Nuclear technician jobs involve administering radiopharmaceuticals — substances that emit small but measurable radioactivity — to patients and measuring this activity as radionuclides on subsequent imaging scans in order to treat or identify diseases. After oral, nasal or intravenous administration, radiopharmaceuticals are absorbed into various tissues depending upon their designed function and then a variety of sophisticated cameras are used to obtain images of the body's resulting absorption or metabolism of the radionuclides. In the US, approximately half of nuclear technician jobs require the minimum preparation of an associate's degree to enter the field and almost one-quarter of the positions are held by technicians with bachelor's degrees. Nuclear technician jobs are complex and require significant training and education. The various types of nuclear technicians can be roughly classified as diagnostic or treatment techs, nuclear cardiology technicians or positive emission tomographer (PET) technicians.
Depending upon the size of the facility where they work, nuclear technicians may work primarily as diagnostic nuclear technicians or therapeutic nuclear technicians. Diagnostic nuclear technician jobs entail administering radiopharmaceuticals to patients and then measuring the material's absorption in the body. When compared to a healthy scan, diagnoses of different diseases can be made based upon increased or decreased radioactivity in the area studied. Therapeutic nuclear technicians administer radiopharmaceuticals, primarily in oncology, or cancer treatment, situations. In smaller medical centers, there is no distinction between the positions.

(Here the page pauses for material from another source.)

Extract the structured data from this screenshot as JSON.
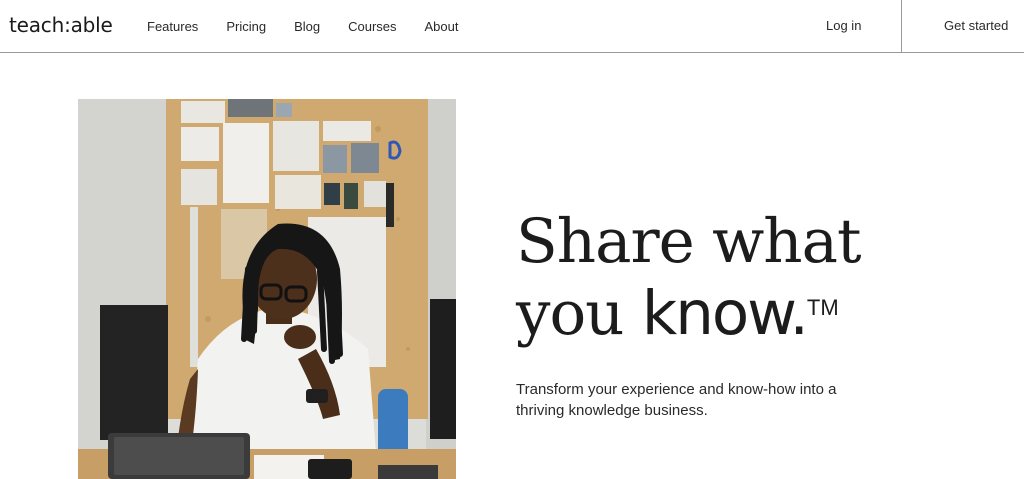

There are two formal areas of specialization in nuclear technician jobs. Both PET technicians and nuclear cardiology technicians require additional training and certification to work in these areas. PET technicians administer radiopharmaceuticals and then operate special computerized imaging equipment to produce a hologram, or a 3-dimensional image of the body. Cardiology nuclear technician jobs involve administration of radiopharmaceuticals that are able to demonstrate blood flow to the heart and within the heart's own vascular system during rest and during exertion. The images that result from both of these types of tests must then be organized, reviewed and saved within the equipment's computer system for review by the prescribing radiologist.

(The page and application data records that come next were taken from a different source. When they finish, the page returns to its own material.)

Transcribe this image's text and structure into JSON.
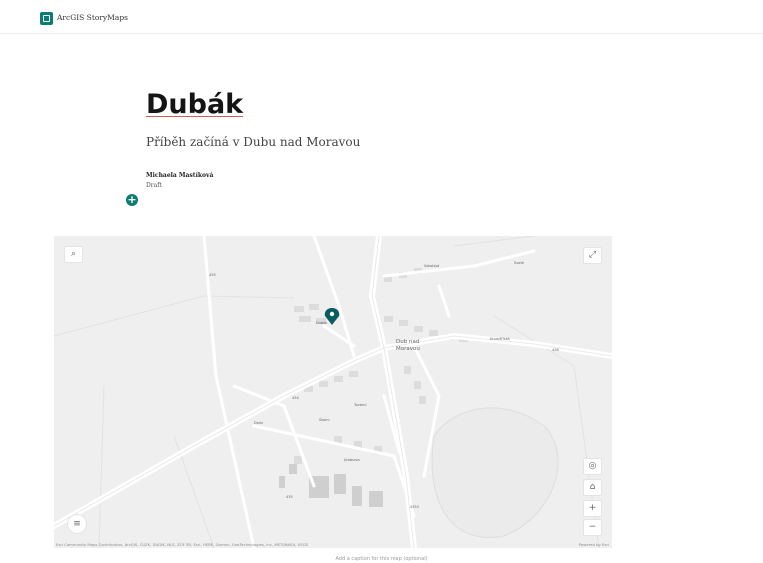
{
  "header": {
    "app_name": "ArcGIS StoryMaps"
  },
  "story": {
    "title": "Dubák",
    "subtitle": "Příběh začíná v Dubu nad Moravou",
    "author": "Michaela Mastíková",
    "status": "Draft",
    "add_block_label": "+"
  },
  "map": {
    "town_label_1": "Dub nad",
    "town_label_2": "Moravou",
    "attribution": "Esri Community Maps Contributors, ArcGIS, ČÚZK, DUGIK, NLS, ZOF SR, Esri, HERE, Garmin, GeoTechnologies, Inc, METI/NASA, USGS",
    "powered_by": "Powered by Esri",
    "caption_placeholder": "Add a caption for this map (optional)",
    "controls": {
      "search_icon": "search-icon",
      "expand_icon": "expand-icon",
      "locate_icon": "locate-icon",
      "home_icon": "home-icon",
      "zoom_in": "+",
      "zoom_out": "−",
      "legend_icon": "legend-icon"
    },
    "accent_color": "#0b7c74"
  }
}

All nuclear technician jobs require careful attention to detail in order to protect the patient and technician from overexposure to radiation. Nuclear technicians must be proficient in the administration of the radiopharmaceutical and the operation of all imaging equipment. They must carefully document the patient's condition, their own compliance to the radiologist's specific orders, and the disposal of all radioactive waste and materials.